Many animals display complex and periodic patterns (from zebra stripes to leopard spots) superimposed to the typical colored domains observed in most Vertebrates. How do periodic patterns form? Using a combination of gene expression analyses and mathematical modeling in field-caught and museum specimens of rodents, we work to identify the molecular factors establishing periodic patterns in the skin. We test whether these pattern-forming mechanisms (1) rely on the formation of embryonic pre-patterns and (2) act through theoretical mechanismspredicted to produce naturally-occurring complex patterns. We also investigate how developmental and phylogenetic constraints shape the evolution of periodic patterns in the skin.
- Friocourt, F., Lafont, A.-G., Kress, C., Pain, B., Manceau, M., Dufour, S. & Chédotal, A., (2017), Recurrent DCC gene losses during bird evolution. Sci Rep 7, 37569.
- Mallarino, R., Henegar, C., Mirasierra, M., Manceau, M., Schradin, C., Vallejo, M., Beronja, S., Barsh, G.S., Hoekstra, H.E. (2016), Developmental mechanisms of stripe patterns in rodents. Nature 539, 518–523.
- Mallarino, R., Hoekstra, H.E. & Manceau, M. (2016), Developmental genetics in emerging rodent models: case studies and perspectives. Current Opinion in Genetics & Development, Developmental mechanisms, patterning and evolution 39, 182–186.
- Metz H.C., Manceau M. & Hoekstra H.E. ( 2011), Turing patterns: how the fish got its spots. Pigment Cell and Melanoma Research, 24(1):12-4.
- Manceau M., Domingues V., Mallarino R. & Hoekstra H.E. (2011), The developmental role of Agouti in the evolution of color pattern. Science, 331:1062-5.
- Manceau M., Domingues V., Linnen C.R., Rosenblum E.B. & Hoekstra H.E. (2010), Convergence in pigmentation at multiple levels: mutations, genes and function. Philosophical Transactions of the Royal Society B, 365:2439-50.
- Kingsley E.P., Manceau M., Wiley C.D. & Hoekstra H.E. (2009), Melanism in Peromyscusis caused by independent mutations in Agouti. PLoS One, 4:e6435.
- Lagha M., Kormish J.D., Rocancourt D., Manceau M., Epstein J.A., Zaret K.S., Relaix F. & Buckingham M.E. (2008), Pax3 regulation of FGF signaling affects the progression of embryonic progenitor cells into the myogenic program.
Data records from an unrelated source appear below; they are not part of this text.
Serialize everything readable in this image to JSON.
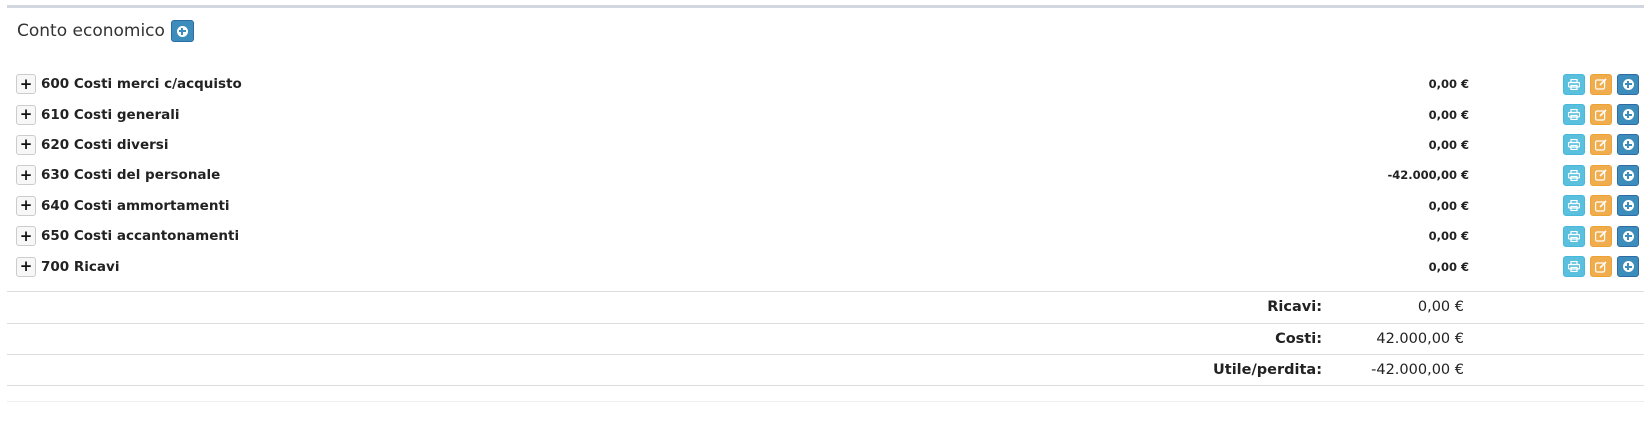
{
  "panel": {
    "title": "Conto economico",
    "add_icon": "plus-circle-icon"
  },
  "accounts": [
    {
      "code_name": "600 Costi merci c/acquisto",
      "amount": "0,00 €"
    },
    {
      "code_name": "610 Costi generali",
      "amount": "0,00 €"
    },
    {
      "code_name": "620 Costi diversi",
      "amount": "0,00 €"
    },
    {
      "code_name": "630 Costi del personale",
      "amount": "-42.000,00 €"
    },
    {
      "code_name": "640 Costi ammortamenti",
      "amount": "0,00 €"
    },
    {
      "code_name": "650 Costi accantonamenti",
      "amount": "0,00 €"
    },
    {
      "code_name": "700 Ricavi",
      "amount": "0,00 €"
    }
  ],
  "row_controls": {
    "expand_symbol": "+",
    "print_icon": "print-icon",
    "edit_icon": "edit-icon",
    "add_icon": "plus-circle-icon"
  },
  "totals": {
    "ricavi_label": "Ricavi:",
    "ricavi_value": "0,00 €",
    "costi_label": "Costi:",
    "costi_value": "42.000,00 €",
    "utile_label": "Utile/perdita:",
    "utile_value": "-42.000,00 €"
  },
  "colors": {
    "primary": "#3c8dbc",
    "info": "#5bc0de",
    "warning": "#f0ad4e"
  }
}
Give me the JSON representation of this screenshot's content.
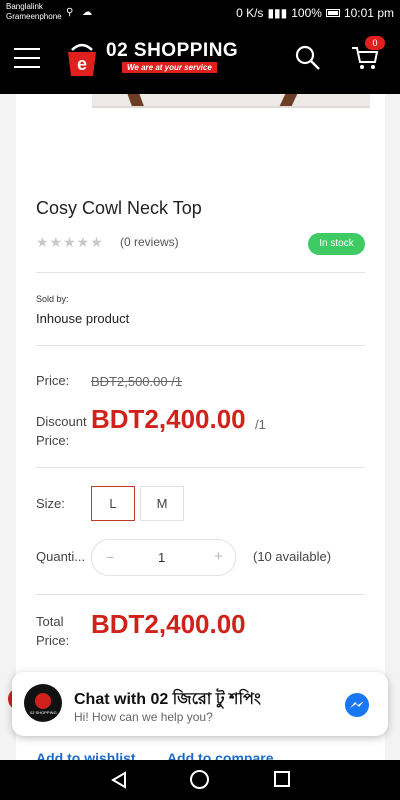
{
  "status_bar": {
    "carrier_1": "Banglalink",
    "carrier_2": "Grameenphone",
    "speed": "0 K/s",
    "battery": "100%",
    "time": "10:01 pm"
  },
  "header": {
    "brand": "02 SHOPPING",
    "tagline": "We are at your service",
    "cart_count": "0",
    "icons": [
      "menu-icon",
      "search-icon",
      "cart-icon"
    ]
  },
  "product": {
    "title": "Cosy Cowl Neck Top",
    "stars": "★★★★★",
    "rating": 0,
    "reviews": "(0 reviews)",
    "stock": "In stock",
    "sold_by_label": "Sold by:",
    "sold_by": "Inhouse product",
    "price_label": "Price:",
    "old_price": "BDT2,500.00 /1",
    "discount_label_1": "Discount",
    "discount_label_2": "Price:",
    "discount_price": "BDT2,400.00",
    "discount_unit": "/1",
    "size_label": "Size:",
    "sizes": [
      "L",
      "M"
    ],
    "selected_size": "L",
    "quantity_label": "Quanti...",
    "qty_minus": "−",
    "quantity": "1",
    "qty_plus": "+",
    "available": "(10 available)",
    "total_label_1": "Total",
    "total_label_2": "Price:",
    "total_price": "BDT2,400.00"
  },
  "actions": {
    "wishlist": "Add to wishlist",
    "compare": "Add to compare"
  },
  "chat": {
    "title": "Chat with 02 জিরো টু শপিং",
    "subtitle": "Hi! How can we help you?"
  },
  "colors": {
    "accent_red": "#d0211b",
    "in_stock_green": "#3fcb63",
    "link_blue": "#1e6bc9"
  }
}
Genes & Development, 22(13):1828-37.
- Manceau M., Gros J., Savage K., Thomé V., McPherron A., Paterson B. & Marcelle C. (2008), Myostatin promotes the terminal differentiation of embryonic muscle progenitors. Genes & Development, 22(5):668-81.
- Gros J., Manceau M., Thomé V. & Marcelle C. (2005), A common somitic origin for embryonic muscle progenitors and satellite cells. Nature, 435(7044):954-8.
- Manceau M., Marcelle C. & Gros J. (2005), A common somitic origin for embryonic muscle progenitors. Med. Sciences, 21(11):915-7.
Manceau Marie, CR1 CNRS
Postdoctoral fellows & PhD Students:
Hidalgo-le-Norcy Magdalena, Postdoctoral fellow
Haupaix Nicolas, Postdoctoral fellow
Bailleul Richard, PhD student
Curantz Camille, PhD student
Master Students (M1-M2):
Galipot Pierre, M2
Quenech’du Nicole, IE CDF 50%